“My hope is there will be the same effect this Jan. 1 as the Y2K scare,” said Brad Haddock, a BSA national executive board member who chairs the policy implementation committee. “It’s business as usual, nothing happens and we move forward.”

Some churches are dropping their sponsorship of Scout units because of the new policy and some families are switching to a new conservative alternative called Trail Life USA. But massive defections haven’t materialized and most major sponsors, including the Roman Catholic and Mormon churches, are maintaining ties.

“There hasn’t been a whole lot of fallout,” said Haddock, a lawyer from Wichita, Kan. “If a church said they wouldn’t work with us, we’d have a church right down the street say, ‘We’ll take the troop.'”

The new policy was approved in May, with support from 60 percent of the 1,400 voting members of the BSA’s National Council. The vote followed bitter nationwide debate, and was accompanied by an announcement that the BSA would continue to exclude openly gay adults from leadership positions.

Under the new membership policy, youths can no longer be barred from the Cub Scouts, Boy Scouts or coed Venturers program solely on the basis of sexual orientation.

[…]

The membership debate was closely followed by local Scouts on both sides; some carried signs and held rallies outside the meeting place. But in subsequent months, the debate has quieted.

Bill Helfand, scoutmaster of Troop 55 in Houston, said membership in his troop has remained steady at about 225 boys.

“We never considered sexual orientation, and I don’t think many troops really did,” Helfand said. “I don’t know whether we had Scouts who are homosexual. I don’t inquire … It’s not a matter of concern.”

Helfand said the membership debate, while closely covered in the media, did not extend into his meetings with leaders and parents, besides occasional discussion of the policy at camp-outs. He says he hasn’t talked to any Scout about his sexual orientation and doesn’t intend to.

“I know that this is something that people felt was a momentous turning point for Scouting,” Helfand said. “Everybody I know has made Scouting available to every boy who wants it, and that’s what we continue to do.”

See here and here for previous blogging. I have to say, this less-than-full change has been less contentious than I thought it would be. That said, it’s also the case that the Sam Houston Area Council is not going along with the change, so the effect is is somewhat limited locally. And there’s still that ban on gay adults affiliating with the BSA, the justification for which eludes me, so there’s still work to be done. But credit where credit is due, this is a step forward and it does matter.

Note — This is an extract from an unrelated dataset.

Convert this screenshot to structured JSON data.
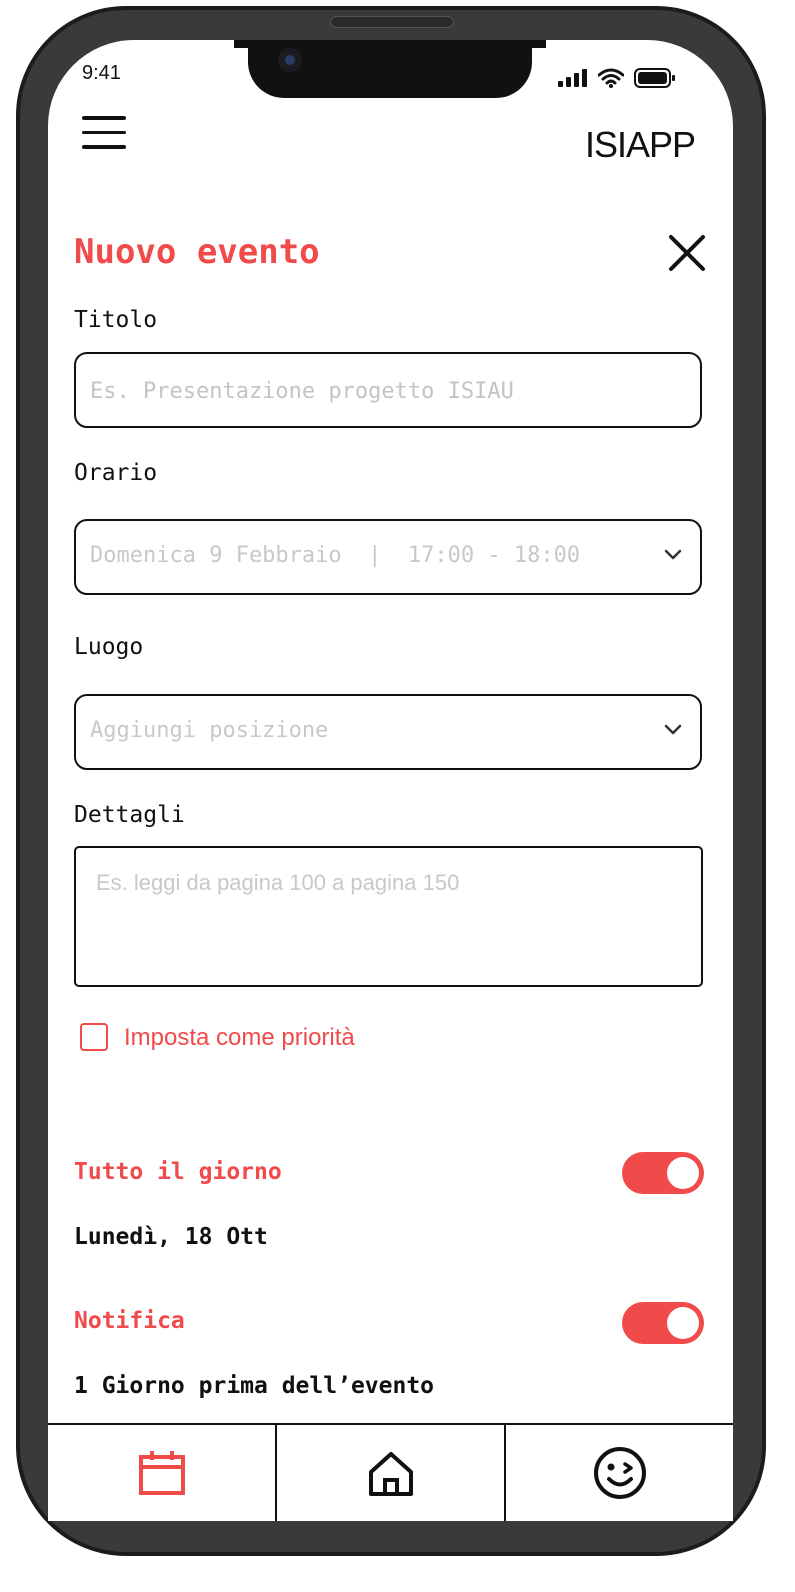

And on a related note:

However, some Texas parents and leaders have decided to switch to Trail Life USA, an alternative which declares itself “a Christian adventure, character, and leadership program for young men.” Among them is Ron Orr, a business consultant from the Fort Worth area who is signing up local units for the group.

So far, he said he has 25 groups “pre-chartered” for a Jan. 1 launch date in the territory covered by the BSA’s Circle Ten and Longhorn councils. That’s modest compared to the 39,000 Scouts served by the Circle Ten council alone.

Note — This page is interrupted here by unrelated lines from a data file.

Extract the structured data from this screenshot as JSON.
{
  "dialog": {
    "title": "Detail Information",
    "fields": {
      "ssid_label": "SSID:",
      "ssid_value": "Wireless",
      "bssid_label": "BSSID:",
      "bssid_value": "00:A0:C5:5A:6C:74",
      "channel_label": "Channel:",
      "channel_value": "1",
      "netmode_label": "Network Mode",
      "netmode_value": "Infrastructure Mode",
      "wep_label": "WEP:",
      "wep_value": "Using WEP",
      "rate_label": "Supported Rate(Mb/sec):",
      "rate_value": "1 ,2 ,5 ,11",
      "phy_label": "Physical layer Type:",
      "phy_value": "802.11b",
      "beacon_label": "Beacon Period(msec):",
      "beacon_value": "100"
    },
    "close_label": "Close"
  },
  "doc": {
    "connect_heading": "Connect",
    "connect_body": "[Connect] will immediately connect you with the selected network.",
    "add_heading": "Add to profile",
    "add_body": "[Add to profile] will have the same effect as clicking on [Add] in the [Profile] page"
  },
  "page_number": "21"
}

Orr is part of a family with four generations of Eagle Scouts. His older son recently earned his Eagle rank and his younger son was on the verge of doing likewise. But Orr said he could not stand by after the policy change.

“As Christians, from a scriptural basis, we love all folks, but the scripture is very clear that being homosexual is a sin,” Orr said. “We’ve got to be able to hold a strong line and set a consistent example for our young men.”

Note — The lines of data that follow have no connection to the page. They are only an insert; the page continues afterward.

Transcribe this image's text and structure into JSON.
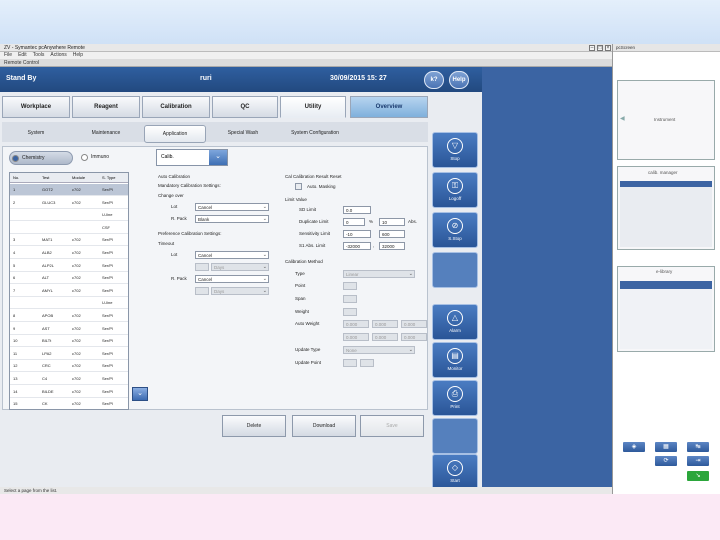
{
  "window": {
    "title": "ZV - Symantec pcAnywhere Remote",
    "menu": [
      "File",
      "Edit",
      "Tools",
      "Actions",
      "Help"
    ],
    "subtitle": "Remote Control"
  },
  "header": {
    "status": "Stand By",
    "user": "ruri",
    "datetime": "30/09/2015  15: 27",
    "help_label": "k?",
    "help2_label": "Help"
  },
  "tabs_main": [
    {
      "label": "Workplace"
    },
    {
      "label": "Reagent"
    },
    {
      "label": "Calibration"
    },
    {
      "label": "QC"
    },
    {
      "label": "Utility"
    },
    {
      "label": "Overview"
    }
  ],
  "tabs_sub": [
    {
      "label": "System"
    },
    {
      "label": "Maintenance"
    },
    {
      "label": "Application"
    },
    {
      "label": "Special Wash"
    },
    {
      "label": "System Configuration"
    }
  ],
  "radios": {
    "chemistry": "Chemistry",
    "immuno": "Immuno"
  },
  "dropdown": {
    "value": "Calib."
  },
  "table": {
    "headers": [
      "No.",
      "Test",
      "Module",
      "S. Type"
    ],
    "rows": [
      [
        "1",
        "GOT2",
        "c702",
        "Ser/Pl"
      ],
      [
        "2",
        "GLUC3",
        "c702",
        "Ser/Pl"
      ],
      [
        "",
        "",
        "",
        "U-line"
      ],
      [
        "",
        "",
        "",
        "CSF"
      ],
      [
        "3",
        "MAT1",
        "c702",
        "Ser/Pl"
      ],
      [
        "4",
        "ALB2",
        "c702",
        "Ser/Pl"
      ],
      [
        "5",
        "ALP2L",
        "c702",
        "Ser/Pl"
      ],
      [
        "6",
        "ALT",
        "c702",
        "Ser/Pl"
      ],
      [
        "7",
        "AMYL",
        "c702",
        "Ser/Pl"
      ],
      [
        "",
        "",
        "",
        "U-line"
      ],
      [
        "8",
        "APOB",
        "c702",
        "Ser/Pl"
      ],
      [
        "9",
        "AST",
        "c702",
        "Ser/Pl"
      ],
      [
        "10",
        "BILTt",
        "c702",
        "Ser/Pl"
      ],
      [
        "11",
        "LPA2",
        "c702",
        "Ser/Pl"
      ],
      [
        "12",
        "CRC",
        "c702",
        "Ser/Pl"
      ],
      [
        "13",
        "C4",
        "c702",
        "Ser/Pl"
      ],
      [
        "14",
        "BILDE",
        "c702",
        "Ser/Pl"
      ],
      [
        "15",
        "CK",
        "c702",
        "Ser/Pl"
      ]
    ]
  },
  "form": {
    "auto_cal": "Auto Calibration",
    "mand_cal": "Mandatory Calibration Settings:",
    "change_over": "Change over",
    "lot": "Lot",
    "r_pack": "R. Pack",
    "lot_val": "Cancel",
    "rpack_val": "Blank",
    "pref_cal": "Preference Calibration Settings:",
    "timeout": "Timeout",
    "lot2": "Lot",
    "rpack2": "R. Pack",
    "lot2_val": "Cancel",
    "rpack2_val": "Cancel",
    "days": "Days",
    "cal_result": "Cal Calibration Result Reset",
    "auto_masking": "Auto. Masking",
    "limit_value": "Limit Value",
    "sd_limit": "SD Limit",
    "sd_val": "0.0",
    "dup_limit": "Duplicate Limit",
    "dup_val": "0",
    "pct": "%",
    "dup_abs": "10",
    "abs": "Abs.",
    "sens_limit": "Sensitivity Limit",
    "sens_lo": "-10",
    "sens_hi": "600",
    "s1_limit": "S1 Abs. Limit",
    "s1_lo": "-32000",
    "s1_hi": "32000",
    "cal_method": "Calibration Method",
    "type": "Type",
    "type_val": "Linear",
    "point": "Point",
    "span": "Span",
    "weight": "Weight",
    "auto_weight": "Auto Weight",
    "aw_vals": [
      "0.000",
      "0.000",
      "0.000",
      "0.000",
      "0.000",
      "0.000"
    ],
    "update_type": "Update Type",
    "update_val": "None",
    "update_point": "Update Point"
  },
  "buttons": {
    "delete": "Delete",
    "download": "Download",
    "save": "Save"
  },
  "right": [
    "Stop",
    "Logoff",
    "S.Stop",
    "",
    "Alarm",
    "Monitor",
    "Print",
    "",
    "Start"
  ],
  "statusbar": "Select a page from the list.",
  "side": {
    "header": "pcScreen",
    "cap1": "Instrument",
    "cap2": "calib. manager",
    "cap3": "e-library"
  }
}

Mr. Orr is quite wrong about what scripture says. I’m sure that he has been told that about scripture all his life, and clearly he is now passing that bit of folklore along, but it’s wrong. It’s true that there are a handful of clobber verses, which I’m sure Mr. Orr would point to if challenged on this. It’s also true that there are vastly more verses about wealth, possessions and the poor, including some strict prohibitions against lending money at interest, which folks like Mr. Orr tend to overlook. If you’re going to cite scripture as a rulebook, then it’s on you to follow all of the rules, not just the ones you like. If you’re going to pick and choose, I see no reason to take you seriously about it.